» **Your goal**: Your answer should hold all lines of the entries that include the word "试题名称".

Data records:
BEGIN

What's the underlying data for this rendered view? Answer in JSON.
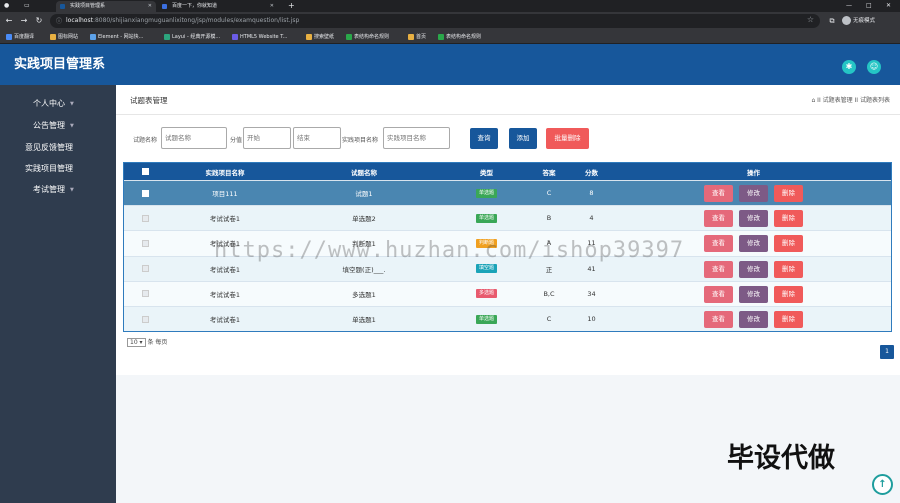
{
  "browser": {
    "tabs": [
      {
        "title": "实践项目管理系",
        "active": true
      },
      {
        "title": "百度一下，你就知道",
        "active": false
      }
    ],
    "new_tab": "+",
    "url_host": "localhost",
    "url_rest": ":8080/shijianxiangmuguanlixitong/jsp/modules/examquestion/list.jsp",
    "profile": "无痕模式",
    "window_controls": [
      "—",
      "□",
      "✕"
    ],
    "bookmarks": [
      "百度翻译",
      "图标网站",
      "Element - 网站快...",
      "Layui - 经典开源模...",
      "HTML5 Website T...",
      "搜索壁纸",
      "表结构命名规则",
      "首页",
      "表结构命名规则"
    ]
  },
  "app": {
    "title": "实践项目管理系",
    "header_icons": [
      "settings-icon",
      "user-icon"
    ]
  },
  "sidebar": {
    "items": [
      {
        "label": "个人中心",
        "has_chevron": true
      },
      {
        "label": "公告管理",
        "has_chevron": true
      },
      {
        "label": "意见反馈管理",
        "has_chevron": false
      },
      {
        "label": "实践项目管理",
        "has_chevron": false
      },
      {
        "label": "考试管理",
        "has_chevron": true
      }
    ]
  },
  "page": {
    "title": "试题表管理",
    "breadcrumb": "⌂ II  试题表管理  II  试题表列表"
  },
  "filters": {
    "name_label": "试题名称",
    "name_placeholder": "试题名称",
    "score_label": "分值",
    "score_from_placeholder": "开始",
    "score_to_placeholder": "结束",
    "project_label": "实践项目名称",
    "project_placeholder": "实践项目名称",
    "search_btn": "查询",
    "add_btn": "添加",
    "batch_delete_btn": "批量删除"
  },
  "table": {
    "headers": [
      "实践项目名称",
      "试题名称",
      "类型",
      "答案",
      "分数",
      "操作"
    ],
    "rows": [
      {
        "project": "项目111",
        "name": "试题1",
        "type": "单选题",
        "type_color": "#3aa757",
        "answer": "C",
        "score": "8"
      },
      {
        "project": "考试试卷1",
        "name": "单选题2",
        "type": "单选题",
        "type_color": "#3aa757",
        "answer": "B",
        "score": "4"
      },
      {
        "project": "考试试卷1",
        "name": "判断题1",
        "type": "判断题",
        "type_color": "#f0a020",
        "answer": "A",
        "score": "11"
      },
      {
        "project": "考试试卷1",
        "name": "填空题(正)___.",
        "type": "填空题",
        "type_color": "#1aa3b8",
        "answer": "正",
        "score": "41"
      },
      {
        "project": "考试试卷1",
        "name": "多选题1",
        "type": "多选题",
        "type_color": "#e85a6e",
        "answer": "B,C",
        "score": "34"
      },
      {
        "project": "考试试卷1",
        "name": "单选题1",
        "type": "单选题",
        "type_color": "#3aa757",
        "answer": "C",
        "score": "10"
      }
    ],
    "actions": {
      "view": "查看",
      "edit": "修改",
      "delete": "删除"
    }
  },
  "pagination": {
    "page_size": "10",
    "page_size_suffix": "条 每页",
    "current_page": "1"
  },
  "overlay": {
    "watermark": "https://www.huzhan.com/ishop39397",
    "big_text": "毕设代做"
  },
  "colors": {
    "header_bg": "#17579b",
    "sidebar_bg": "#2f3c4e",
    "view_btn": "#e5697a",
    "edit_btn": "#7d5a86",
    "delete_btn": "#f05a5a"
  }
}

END
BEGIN

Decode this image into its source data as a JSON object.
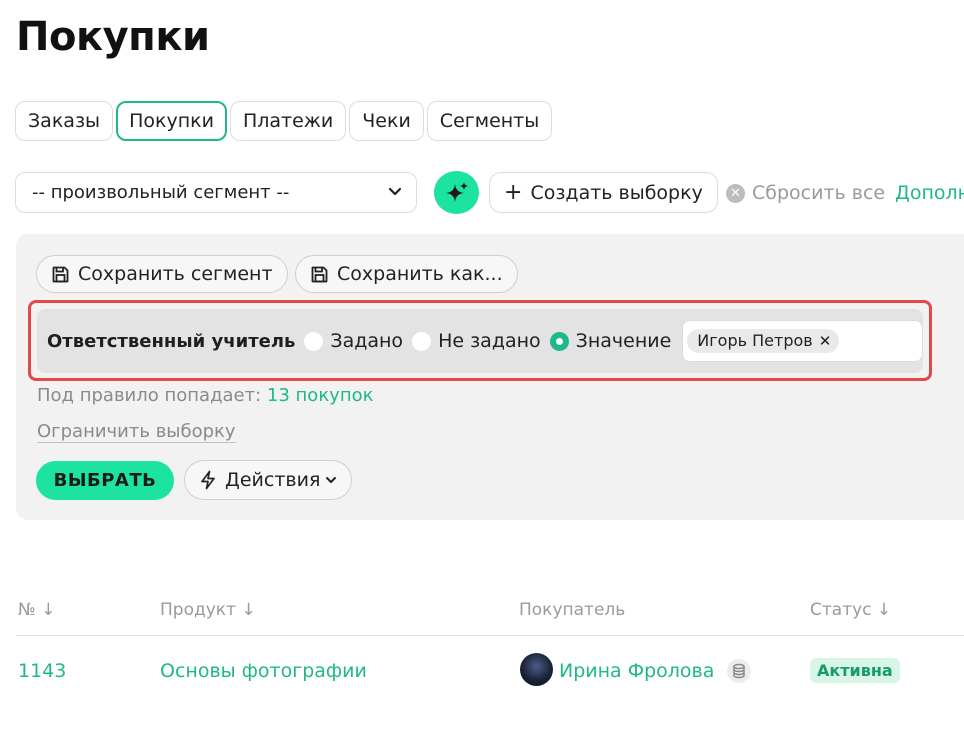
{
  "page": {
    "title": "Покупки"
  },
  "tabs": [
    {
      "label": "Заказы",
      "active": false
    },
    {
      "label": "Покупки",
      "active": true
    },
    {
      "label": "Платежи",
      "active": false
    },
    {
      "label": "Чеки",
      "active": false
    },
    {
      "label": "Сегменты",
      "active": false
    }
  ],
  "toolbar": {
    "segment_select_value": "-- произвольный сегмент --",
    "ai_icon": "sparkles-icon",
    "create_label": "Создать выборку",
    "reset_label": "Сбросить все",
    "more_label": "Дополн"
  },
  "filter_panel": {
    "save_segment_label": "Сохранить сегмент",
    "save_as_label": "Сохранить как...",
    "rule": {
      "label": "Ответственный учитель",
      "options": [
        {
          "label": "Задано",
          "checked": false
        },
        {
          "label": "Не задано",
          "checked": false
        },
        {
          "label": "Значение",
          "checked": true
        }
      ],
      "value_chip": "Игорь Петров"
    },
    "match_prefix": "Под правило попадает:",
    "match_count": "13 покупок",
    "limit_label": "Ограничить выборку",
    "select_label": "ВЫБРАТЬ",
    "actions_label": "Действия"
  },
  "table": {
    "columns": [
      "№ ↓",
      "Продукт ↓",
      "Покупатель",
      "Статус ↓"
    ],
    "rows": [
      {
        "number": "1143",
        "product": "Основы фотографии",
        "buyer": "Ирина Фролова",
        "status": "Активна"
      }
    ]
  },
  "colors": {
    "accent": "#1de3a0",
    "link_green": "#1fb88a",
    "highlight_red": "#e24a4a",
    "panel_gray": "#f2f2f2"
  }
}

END

» **Result**:
    "name_label": "试题名称",
    "name_placeholder": "试题名称",
      "试题名称",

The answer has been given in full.